With all the cuts in the Phoenix city budget and Maricopa County budget, there are going to be far fewer services to help the homeless get off the street and back into productive living. We need to step up and help - NOW. Whether it's serving food at St. Vincent de Paul, or Andre House or getting involved at the Lodestar Day Resource Center or making a financial donation (even $5 will be welcomed) to CASS or SVdP -- every little bit helps. In my experience, volunteering my time to help those in need provides far greater personal rewards than the help that I give. I particularly suggest it if you are having your own pity party about your personal financial situation. It helps put life into perspective. Donation and volunteer opportunities can be found at www.stvincentdepaul.net.
Please feel free to pass this along to your contacts and networks so that we can make Phoenix a better place, even if it is in a time of economic hardship.
-Edward Jensen

Art, Space, and the City: Public Art and Why It Matters

Students of Public Affairs Network (SPAN), in association with Barrett, the Honors College at the ASU Downtown Phoenix campus, proudly present a forum on public art.

The forum explores the process of how public art can be a change agent for the community, enhances community identity and impact economic development. Come and find out why public art matters.

Thursday, February 19, 2009, 7:00 – 9:00pm
Walter Cronkite School of Journalism and Mass Communication, room 202
(555 N. Central Ave., Phoenix, AZ 85004)

Introductory Remarks: Dr. Robert Denhardt, Director, ASU School of Public Affairs

Moderator: Dr. Betsy Fahlman, Professor of Art History, School of Art, Herberger College of the Arts and Member, Tempe Municipal Arts Commission
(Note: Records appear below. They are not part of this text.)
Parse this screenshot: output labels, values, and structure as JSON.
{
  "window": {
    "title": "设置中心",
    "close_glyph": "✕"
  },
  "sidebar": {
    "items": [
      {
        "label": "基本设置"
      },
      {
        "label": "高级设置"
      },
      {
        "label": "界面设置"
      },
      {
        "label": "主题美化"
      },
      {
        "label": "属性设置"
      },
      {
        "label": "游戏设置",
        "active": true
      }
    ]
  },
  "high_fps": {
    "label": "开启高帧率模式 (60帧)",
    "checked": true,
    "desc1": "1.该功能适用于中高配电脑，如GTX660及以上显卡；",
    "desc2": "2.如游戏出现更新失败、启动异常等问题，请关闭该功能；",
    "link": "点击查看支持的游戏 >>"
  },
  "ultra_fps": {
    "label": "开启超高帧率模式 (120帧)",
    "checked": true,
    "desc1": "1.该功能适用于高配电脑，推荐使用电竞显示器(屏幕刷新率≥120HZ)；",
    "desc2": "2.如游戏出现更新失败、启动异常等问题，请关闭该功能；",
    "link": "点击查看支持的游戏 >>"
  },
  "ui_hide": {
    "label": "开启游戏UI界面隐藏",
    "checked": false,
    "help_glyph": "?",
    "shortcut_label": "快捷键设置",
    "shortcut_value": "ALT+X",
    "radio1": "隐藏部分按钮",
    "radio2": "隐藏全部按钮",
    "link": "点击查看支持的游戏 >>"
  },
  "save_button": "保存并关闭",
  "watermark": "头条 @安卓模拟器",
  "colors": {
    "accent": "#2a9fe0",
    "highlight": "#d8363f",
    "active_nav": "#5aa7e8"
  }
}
  • Mary Lucking, M.F.A., Public Artist, Tucson, Arizona
  • Dianne Cripe, Public Art Specialist, City of Goodyear
  • Ed Lebow, Public Art Program Director, City of Phoenix
  • Valerie Vadala Homer, Director Scottsdale Public Art Program & Vice President Scottsdale Cultural Council
  • Nancy Levinson, Director, Phoenix Urban Research Laboratory, College of Design, Arizona State University
  • Cyd West, Director of Research and Economic Partnerships, Maricopa Partnership for the Arts
Faculty, students, staff and members of the community are invited to attend, offer feedback, and discuss the importance of public art in the community.

Edward Jensen

08 February 2009

Blackboard and Firefox 3 - resolved!

I am sure that you have figured out that Firefox 3 and the Blackboard assignment manager do not get along. Frustrated with having to switch to Internet Explorer just to use Blackboard, I did a quick Google search and found that there is a workaround to make Blackboard think that you're really not using Firefox.

Edward Jensen

07 February 2009

The Barrett Light Rail Party

Yesterday (6 February 2009), the Barrett Honors College hosted the Barrett Light Rail Party, with 250 players in over 50 teams. Starting at the ASU Tempe campus and finishing at the ASU Downtown Phoenix campus, the teams and players found items, took pictures, and answered trivia questions along the twenty-mile line.

if you cannot see the slideshow, come to my blog to see it!

Edward Jensen

04 February 2009

Canalscape: A Sustainable Desert Urbanism for Metro Phoenix

Canalscape is this Friday from 9am-3pm at the Phoenix Urban Research Laboratory, 234 N. Central Avenue (8th floor). For more information, click on the image above (or here).

Edward Jensen